* [TASK BRIEF]: From the records below, copy the lines that include "Weiss".
(DATA SHOWN)
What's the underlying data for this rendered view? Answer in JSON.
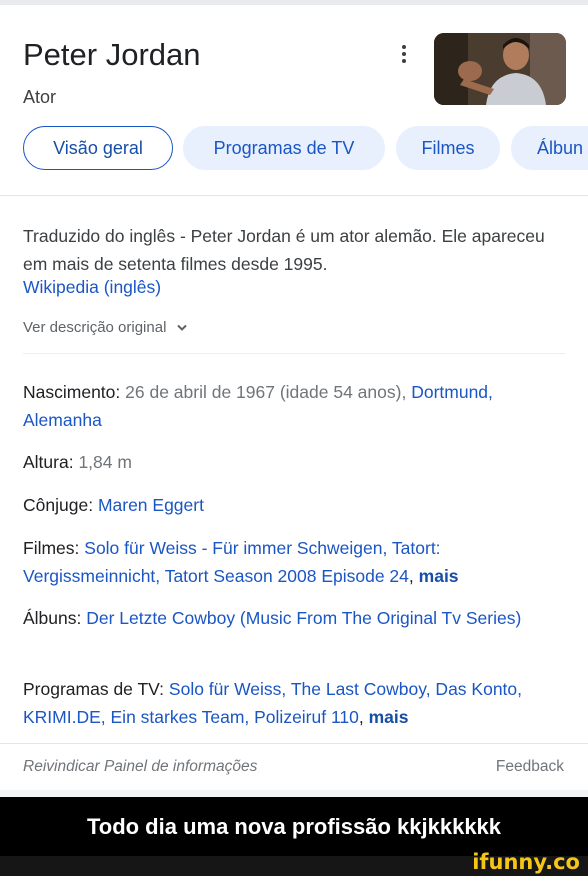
{
  "panel": {
    "title": "Peter Jordan",
    "subtitle": "Ator",
    "more_icon": "kebab-menu-icon",
    "avatar_icon": "person-photo"
  },
  "tabs": [
    {
      "label": "Visão geral",
      "active": true
    },
    {
      "label": "Programas de TV"
    },
    {
      "label": "Filmes"
    },
    {
      "label": "Álbun"
    }
  ],
  "description": {
    "text": "Traduzido do inglês - Peter Jordan é um ator alemão. Ele apareceu em mais de setenta filmes desde 1995.",
    "source_link": "Wikipedia (inglês)",
    "original_toggle": "Ver descrição original",
    "toggle_icon": "chevron-down-icon"
  },
  "facts": {
    "birth": {
      "label": "Nascimento:",
      "value": "26 de abril de 1967 (idade 54 anos),",
      "link": "Dortmund, Alemanha"
    },
    "height": {
      "label": "Altura:",
      "value": "1,84 m"
    },
    "spouse": {
      "label": "Cônjuge:",
      "link": "Maren Eggert"
    },
    "films": {
      "label": "Filmes:",
      "link": "Solo für Weiss - Für immer Schweigen, Tatort: Vergissmeinnicht, Tatort Season 2008 Episode 24",
      "sep": ",",
      "more": "mais"
    },
    "albums": {
      "label": "Álbuns:",
      "link": "Der Letzte Cowboy (Music From The Original Tv Series)"
    },
    "tv": {
      "label": "Programas de TV:",
      "link": "Solo für Weiss, The Last Cowboy, Das Konto, KRIMI.DE, Ein starkes Team, Polizeiruf 110",
      "sep": ",",
      "more": "mais"
    }
  },
  "footer": {
    "claim": "Reivindicar Painel de informações",
    "feedback": "Feedback"
  },
  "meme": {
    "caption": "Todo dia uma nova profissão kkjkkkkkk",
    "watermark": "ifunny.co"
  },
  "colors": {
    "link": "#1a56c4",
    "chip_bg": "#e8f0fe",
    "meme_bar": "#000000",
    "watermark": "#f5c518"
  }
}
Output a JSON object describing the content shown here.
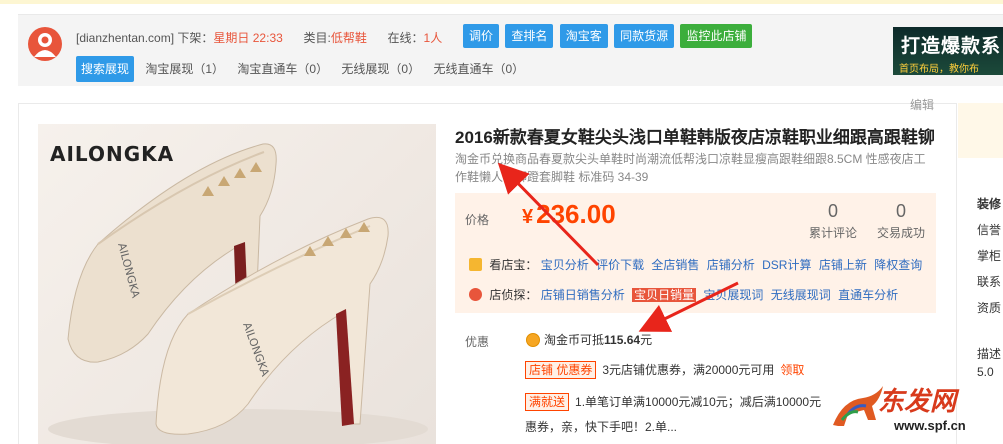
{
  "toolbar": {
    "site": "[dianzhentan.com]",
    "offshelf_label": "下架：",
    "offshelf_value": "星期日 22:33",
    "category_label": "类目:",
    "category_value": "低帮鞋",
    "online_label": "在线：",
    "online_value": "1人",
    "buttons": [
      "调价",
      "查排名",
      "淘宝客",
      "同款货源",
      "监控此店铺"
    ],
    "search_display": "搜索展现",
    "stats": [
      "淘宝展现（1）",
      "淘宝直通车（0）",
      "无线展现（0）",
      "无线直通车（0）"
    ]
  },
  "banner": {
    "line1": "打造爆款系",
    "line2": "首页布局，教你布"
  },
  "edit_label": "编辑",
  "product": {
    "brand": "AILONGKA",
    "shoe_brand": "AILONGKA",
    "title": "2016新款春夏女鞋尖头浅口单鞋韩版夜店凉鞋职业细跟高跟鞋铆",
    "subtitle": "淘金币兑换商品春夏款尖头单鞋时尚潮流低帮浅口凉鞋显瘦高跟鞋细跟8.5CM 性感夜店工作鞋懒人一脚蹬套脚鞋 标准码 34-39"
  },
  "price": {
    "label": "价格",
    "currency": "¥",
    "value": "236.00",
    "reviews_count": "0",
    "reviews_label": "累计评论",
    "sales_count": "0",
    "sales_label": "交易成功"
  },
  "tools": {
    "shop_lead": "看店宝：",
    "shop_links": [
      "宝贝分析",
      "评价下载",
      "全店销售",
      "店铺分析",
      "DSR计算",
      "店铺上新",
      "降权查询"
    ],
    "detect_lead": "店侦探：",
    "detect_links": [
      "店铺日销售分析",
      "宝贝日销量",
      "宝贝展现词",
      "无线展现词",
      "直通车分析"
    ]
  },
  "promo": {
    "label": "优惠",
    "coin_prefix": "淘金币可抵",
    "coin_value": "115.64",
    "coin_suffix": "元",
    "coupon_tag": "店铺 优惠券",
    "coupon_text": "3元店铺优惠券，满20000元可用",
    "coupon_action": "领取",
    "full_tag": "满就送",
    "full_text": "1.单笔订单满10000元减10元；减后满10000元",
    "full_text2": "惠券，亲，快下手吧！2.单..."
  },
  "rail": {
    "head": "装修",
    "items": [
      "信誉",
      "掌柜",
      "联系",
      "资质"
    ],
    "desc_label": "描述",
    "desc_score": "5.0"
  },
  "watermark": {
    "text": "东发网",
    "url": "www.spf.cn"
  },
  "colors": {
    "accent_blue": "#2f9ae8",
    "accent_green": "#3cae3c",
    "price_red": "#ff4400",
    "brand_red": "#e8553b"
  }
}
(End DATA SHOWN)
* [RESULT BELOW]:
      "link": "Solo für Weiss - Für immer Schweigen, Tatort: Vergissmeinnicht, Tatort Season 2008 Episode 24",
      "link": "Solo für Weiss, The Last Cowboy, Das Konto, KRIMI.DE, Ein starkes Team, Polizeiruf 110",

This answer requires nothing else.